“So many children are missing out on what we all see as essentials: attending school excursions, getting new school clothes and books, doing sport or a hobby after school, and going on a family holiday once a year.
“Nationally, one in six children are living below the poverty line, and almost half of all children living in poverty are in single parent households.
“It doesn’t have to look like this. We’ve reduced poverty in Australia before. We can do it again.
“In 1987, the government instituted a holistic package of reforms that increased assistance for low-income families and benchmarked income support payments to the cost of children. The package also put in place housing, education, training, childcare and tax reforms to help low-income families. This package reduced child poverty by an amazing 30 per cent.
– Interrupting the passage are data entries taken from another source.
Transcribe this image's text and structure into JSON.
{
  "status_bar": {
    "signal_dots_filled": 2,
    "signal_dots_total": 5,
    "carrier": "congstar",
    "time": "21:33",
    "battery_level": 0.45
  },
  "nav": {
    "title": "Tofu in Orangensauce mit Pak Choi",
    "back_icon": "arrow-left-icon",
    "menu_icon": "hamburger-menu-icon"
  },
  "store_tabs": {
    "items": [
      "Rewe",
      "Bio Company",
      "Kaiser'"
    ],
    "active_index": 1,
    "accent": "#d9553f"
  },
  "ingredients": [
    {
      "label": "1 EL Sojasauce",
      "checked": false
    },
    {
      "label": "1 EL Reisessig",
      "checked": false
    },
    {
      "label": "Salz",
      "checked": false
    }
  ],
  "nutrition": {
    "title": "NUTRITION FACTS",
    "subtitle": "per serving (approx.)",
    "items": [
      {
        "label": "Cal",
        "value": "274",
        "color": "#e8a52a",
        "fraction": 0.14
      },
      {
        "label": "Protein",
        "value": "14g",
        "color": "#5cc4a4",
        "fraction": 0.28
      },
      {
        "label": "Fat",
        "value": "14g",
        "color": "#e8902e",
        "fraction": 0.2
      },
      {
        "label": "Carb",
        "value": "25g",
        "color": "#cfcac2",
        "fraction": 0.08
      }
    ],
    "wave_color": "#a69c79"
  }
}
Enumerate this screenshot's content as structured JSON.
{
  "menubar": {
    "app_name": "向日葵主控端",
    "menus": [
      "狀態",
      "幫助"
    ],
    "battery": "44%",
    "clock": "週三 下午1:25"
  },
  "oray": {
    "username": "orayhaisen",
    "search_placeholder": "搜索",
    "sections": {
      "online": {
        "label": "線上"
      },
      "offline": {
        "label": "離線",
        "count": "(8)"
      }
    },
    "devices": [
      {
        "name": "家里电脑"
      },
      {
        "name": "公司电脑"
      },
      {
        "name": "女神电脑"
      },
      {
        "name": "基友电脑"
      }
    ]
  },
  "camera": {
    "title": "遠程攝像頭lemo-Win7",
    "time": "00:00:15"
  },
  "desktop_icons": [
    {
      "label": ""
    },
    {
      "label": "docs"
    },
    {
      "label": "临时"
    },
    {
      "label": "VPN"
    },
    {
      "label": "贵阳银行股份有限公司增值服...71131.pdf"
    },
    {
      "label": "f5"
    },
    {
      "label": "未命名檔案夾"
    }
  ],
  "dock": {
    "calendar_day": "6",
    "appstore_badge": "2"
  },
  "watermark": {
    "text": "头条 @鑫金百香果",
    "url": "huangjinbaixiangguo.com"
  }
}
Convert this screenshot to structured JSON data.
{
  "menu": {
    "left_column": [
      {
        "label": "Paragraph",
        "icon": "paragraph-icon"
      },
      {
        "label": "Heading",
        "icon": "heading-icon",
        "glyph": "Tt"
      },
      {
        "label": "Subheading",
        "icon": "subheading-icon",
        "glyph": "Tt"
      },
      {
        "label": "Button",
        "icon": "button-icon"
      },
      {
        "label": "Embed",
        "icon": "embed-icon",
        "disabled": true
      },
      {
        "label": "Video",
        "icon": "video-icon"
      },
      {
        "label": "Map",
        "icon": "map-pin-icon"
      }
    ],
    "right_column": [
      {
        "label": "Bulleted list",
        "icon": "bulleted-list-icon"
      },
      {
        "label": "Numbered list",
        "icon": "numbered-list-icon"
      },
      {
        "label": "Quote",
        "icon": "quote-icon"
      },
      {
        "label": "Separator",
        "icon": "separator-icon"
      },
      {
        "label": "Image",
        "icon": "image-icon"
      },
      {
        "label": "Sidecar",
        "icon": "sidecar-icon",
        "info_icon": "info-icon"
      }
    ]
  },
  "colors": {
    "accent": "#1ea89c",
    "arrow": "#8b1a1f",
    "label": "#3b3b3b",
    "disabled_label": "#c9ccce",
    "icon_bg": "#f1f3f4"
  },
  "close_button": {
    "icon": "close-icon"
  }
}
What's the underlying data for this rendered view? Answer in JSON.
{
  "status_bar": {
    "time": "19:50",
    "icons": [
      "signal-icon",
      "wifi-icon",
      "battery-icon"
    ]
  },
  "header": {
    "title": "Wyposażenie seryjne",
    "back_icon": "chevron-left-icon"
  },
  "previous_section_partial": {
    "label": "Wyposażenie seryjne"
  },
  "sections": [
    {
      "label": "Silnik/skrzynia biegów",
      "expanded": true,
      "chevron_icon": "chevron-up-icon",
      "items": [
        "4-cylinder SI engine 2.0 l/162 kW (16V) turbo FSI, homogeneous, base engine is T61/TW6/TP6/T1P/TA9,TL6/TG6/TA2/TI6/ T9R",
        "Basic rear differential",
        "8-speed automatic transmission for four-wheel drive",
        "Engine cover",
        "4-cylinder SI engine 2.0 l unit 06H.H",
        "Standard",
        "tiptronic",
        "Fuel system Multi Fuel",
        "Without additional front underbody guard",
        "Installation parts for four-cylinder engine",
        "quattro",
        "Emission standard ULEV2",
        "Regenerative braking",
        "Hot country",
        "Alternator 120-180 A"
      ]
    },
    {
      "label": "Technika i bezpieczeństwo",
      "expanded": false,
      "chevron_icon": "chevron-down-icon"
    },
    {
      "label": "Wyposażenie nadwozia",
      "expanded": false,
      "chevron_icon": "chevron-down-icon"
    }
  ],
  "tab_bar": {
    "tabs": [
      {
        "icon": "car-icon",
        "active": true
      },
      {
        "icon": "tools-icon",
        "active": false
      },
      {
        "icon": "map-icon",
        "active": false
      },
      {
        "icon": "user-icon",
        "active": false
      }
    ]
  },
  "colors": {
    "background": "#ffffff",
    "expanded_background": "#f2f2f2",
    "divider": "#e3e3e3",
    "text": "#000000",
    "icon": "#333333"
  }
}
“Bob Hawke’s government did more than any has done since to reduce families living in poverty. With child poverty on the rise, it is time for government to commit to reduce child poverty.
“Today, we call on the Federal government to commit to a headline goal of reducing poverty by at least 50% by 2030, consistent with its commitment to the Sustainable Development Goals.
“The first step that government can take to achieve this goal is to raise the lowest social security payments. Lifting unemployment payments and Family Tax Benefits for families with low incomes would have the greatest immediate impact on children living in poverty.
“It’s time for our Federal government to provide leadership and put children first to reduce child poverty.
“People on low incomes in Australia, including single parents and their children, need an adequate income to live free from poverty.
“Together we can end poverty. We just need the political will to make it happen.”